Task to carry out →
If a line in the records below includes the word "图层转换器", count it, then give the total and nothing else.

[Dataset rows for apps and sites]
____________________

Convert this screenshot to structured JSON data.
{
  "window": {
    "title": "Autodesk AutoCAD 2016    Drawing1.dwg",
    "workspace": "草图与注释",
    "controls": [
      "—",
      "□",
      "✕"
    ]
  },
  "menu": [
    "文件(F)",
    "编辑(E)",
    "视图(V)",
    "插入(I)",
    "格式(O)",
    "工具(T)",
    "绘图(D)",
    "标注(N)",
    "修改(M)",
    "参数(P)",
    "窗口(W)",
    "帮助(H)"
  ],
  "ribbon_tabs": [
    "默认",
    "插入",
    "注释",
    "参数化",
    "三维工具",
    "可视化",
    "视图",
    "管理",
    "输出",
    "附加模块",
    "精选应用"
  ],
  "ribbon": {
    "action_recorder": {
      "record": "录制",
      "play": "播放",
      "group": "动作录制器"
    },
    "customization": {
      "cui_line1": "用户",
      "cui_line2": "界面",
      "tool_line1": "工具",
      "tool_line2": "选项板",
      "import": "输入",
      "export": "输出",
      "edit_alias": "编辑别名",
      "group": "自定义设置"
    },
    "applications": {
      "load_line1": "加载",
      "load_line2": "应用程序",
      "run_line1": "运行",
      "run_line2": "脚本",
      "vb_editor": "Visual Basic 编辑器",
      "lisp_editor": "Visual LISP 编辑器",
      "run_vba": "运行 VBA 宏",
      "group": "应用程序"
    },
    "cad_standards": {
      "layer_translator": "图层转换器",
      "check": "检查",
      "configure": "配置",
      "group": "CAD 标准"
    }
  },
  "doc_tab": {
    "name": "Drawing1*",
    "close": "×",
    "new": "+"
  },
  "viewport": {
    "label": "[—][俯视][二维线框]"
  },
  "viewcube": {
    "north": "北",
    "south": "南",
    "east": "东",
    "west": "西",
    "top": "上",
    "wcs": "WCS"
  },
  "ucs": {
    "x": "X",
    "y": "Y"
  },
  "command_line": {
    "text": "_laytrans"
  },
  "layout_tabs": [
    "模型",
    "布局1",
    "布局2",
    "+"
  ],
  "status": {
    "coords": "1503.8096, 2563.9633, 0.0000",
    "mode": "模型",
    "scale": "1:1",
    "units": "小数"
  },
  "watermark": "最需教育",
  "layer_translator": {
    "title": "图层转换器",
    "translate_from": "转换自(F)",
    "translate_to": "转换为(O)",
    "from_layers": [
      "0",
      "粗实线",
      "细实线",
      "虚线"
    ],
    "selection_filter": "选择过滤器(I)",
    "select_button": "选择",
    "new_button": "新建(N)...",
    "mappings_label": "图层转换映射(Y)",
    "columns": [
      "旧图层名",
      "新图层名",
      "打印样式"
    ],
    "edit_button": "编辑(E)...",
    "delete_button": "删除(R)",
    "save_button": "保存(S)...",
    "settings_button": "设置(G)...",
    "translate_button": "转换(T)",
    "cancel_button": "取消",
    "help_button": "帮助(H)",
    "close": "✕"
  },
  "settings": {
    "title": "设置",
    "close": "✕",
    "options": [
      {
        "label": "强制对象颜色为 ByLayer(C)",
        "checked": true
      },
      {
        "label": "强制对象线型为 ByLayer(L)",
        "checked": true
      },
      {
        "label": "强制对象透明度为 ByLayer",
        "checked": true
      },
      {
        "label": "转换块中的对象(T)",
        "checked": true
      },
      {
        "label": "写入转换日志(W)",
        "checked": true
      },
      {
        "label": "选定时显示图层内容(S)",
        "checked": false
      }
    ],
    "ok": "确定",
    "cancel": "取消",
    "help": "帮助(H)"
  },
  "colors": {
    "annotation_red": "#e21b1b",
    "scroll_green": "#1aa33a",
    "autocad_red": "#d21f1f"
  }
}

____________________

Written solution →
2